MIDLAND, Mich. — The Mackinac for Public Policy released its annual update on cigarette tax evasion and avoidance among U.S. states. The report estimates the percentage of cigarette consumption that can be attributed to smuggling.
Using data from 2018, the most recent year available, New York continues to have the top in-bound smuggling rate in the nation, with over 53% of all cigarettes consumed smuggled in from elsewhere. California was close behind at 48%, followed by Washington (40%), New Mexico (36%) and Minnesota (36%). The largest shifts include Rhode Island, which leapt from the 18th highest smuggling rate in the nation to eighth place, and Connecticut, which moved from 11th place to seventh.
Michigan ranks 15th in the nation, with a net smuggling rate just below 20%. That total would be higher, but cigarettes are also smuggled out to Canada. The state’s smuggling rate is down from more than 34% since the first study was published in 2008, which employed data from 2006. This is likely due to the fact that Ohio and Wisconsin raised their excise tax in the intervening years, which gives Michiganders less reason to casually smuggle, and an overall decline in smoking rates. The latest model shows that the majority of tax evasion comes from individual consumers, rather than large scale, longer-haul shipments.
If no smuggling existed, Michigan’s treasury would bring in $207.4 million more in cigarette tax revenue than it currently does. By contrast, the Indiana treasury made almost $60 million as a direct result of smuggling as Illinois- and Michigan-based and other buyers made the Hoosier state their source state for cheaper smokes.
Lawmakers across the country are considering raising cigarette taxes in an effort to recover revenue lost from the COVID-19 coronavirus pandemic. However, state policymakers should remember that increased excise taxes on cigarettes would likely increase cigarette smuggling, which could actually lower state revenue.
“Some lawmakers may be tempted to raise Michigan’s cigarette tax to help backfill the state’s current budget hole,” said Michael LaFaive, senior director of fiscal policy at the Mackinac Center and a co-author of the study. “They should not. Smuggling and other lawlessness would increase and it would likely just further enrich lawbreakers, Indiana retailers and their state treasury.”
The study was co-authored by Todd Nesbit of Ball State University and adjunct scholar with the Mackinac Center, and Ulrik Boeson, senior policy analyst with the Washington D.C.-based Tax Foundation.
The Mackinac Center for Public Policy is a nonprofit research and educational institute that advances the principles of free markets and limited government. Through our research and education programs, we challenge government overreach and advocate for a free-market approach to public policy that frees people to realize their potential and dreams.

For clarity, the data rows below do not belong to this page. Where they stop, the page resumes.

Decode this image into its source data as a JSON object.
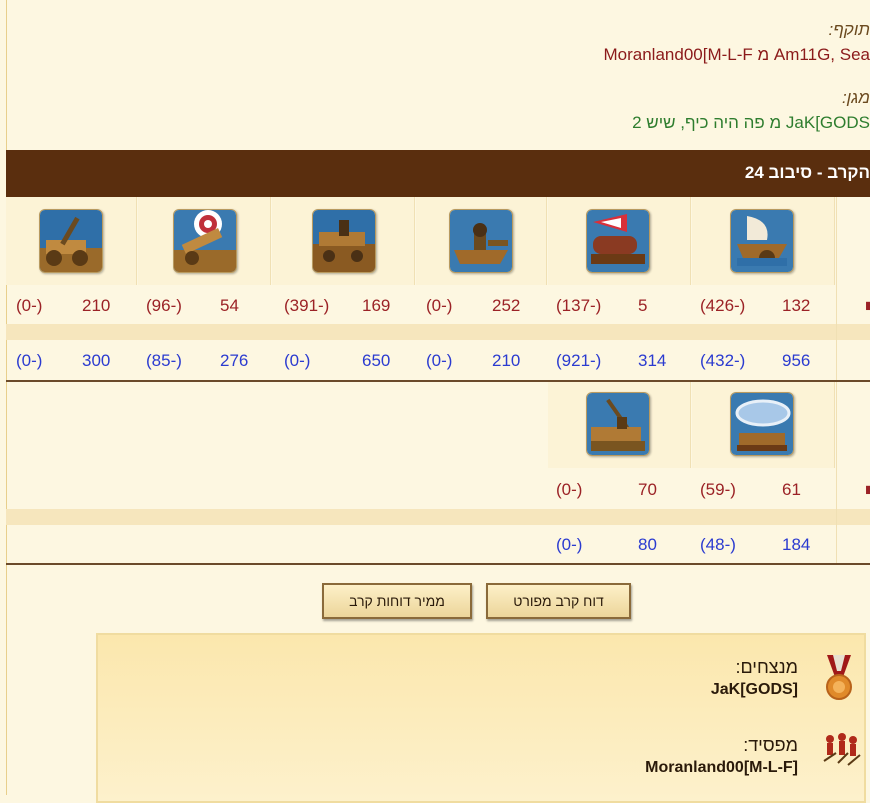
{
  "attacker": {
    "label": "תוקף:",
    "text": "Am11G, Sea מ Moranland00[M-L-F"
  },
  "defender": {
    "label": "מגן:",
    "text": "JaK[GODS מ פה היה כיף, שיש 2"
  },
  "battle_title": "הקרב - סיבוב 24",
  "row1_units": [
    {
      "name": "catapult",
      "attacker_count": "210",
      "attacker_loss": "(0-)",
      "defender_count": "300",
      "defender_loss": "(0-)"
    },
    {
      "name": "ballista",
      "attacker_count": "54",
      "attacker_loss": "(96-)",
      "defender_count": "276",
      "defender_loss": "(85-)"
    },
    {
      "name": "mortar-ship",
      "attacker_count": "169",
      "attacker_loss": "(391-)",
      "defender_count": "650",
      "defender_loss": "(0-)"
    },
    {
      "name": "ram-ship",
      "attacker_count": "252",
      "attacker_loss": "(0-)",
      "defender_count": "210",
      "defender_loss": "(0-)"
    },
    {
      "name": "fire-ship",
      "attacker_count": "5",
      "attacker_loss": "(137-)",
      "defender_count": "314",
      "defender_loss": "(921-)"
    },
    {
      "name": "paddle-ship",
      "attacker_count": "132",
      "attacker_loss": "(426-)",
      "defender_count": "956",
      "defender_loss": "(432-)"
    }
  ],
  "row2_units": [
    {
      "name": "crane-ship",
      "attacker_count": "70",
      "attacker_loss": "(0-)",
      "defender_count": "80",
      "defender_loss": "(0-)"
    },
    {
      "name": "balloon-carrier",
      "attacker_count": "61",
      "attacker_loss": "(59-)",
      "defender_count": "184",
      "defender_loss": "(48-)"
    }
  ],
  "buttons": {
    "detailed_report": "דוח קרב מפורט",
    "convert_reports": "ממיר דוחות קרב"
  },
  "result": {
    "winners_label": "מנצחים:",
    "winners_name": "JaK[GODS]",
    "loser_label": "מפסיד:",
    "loser_name": "Moranland00[M-L-F]"
  },
  "colors": {
    "title_bar": "#5a2e0e",
    "attacker_numbers": "#9b2226",
    "defender_numbers": "#2b3bd0",
    "attacker_name": "#8b1a1a",
    "defender_name": "#2e7d2e"
  }
}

Please consider contributing to our work to advance a freer and more prosperous state.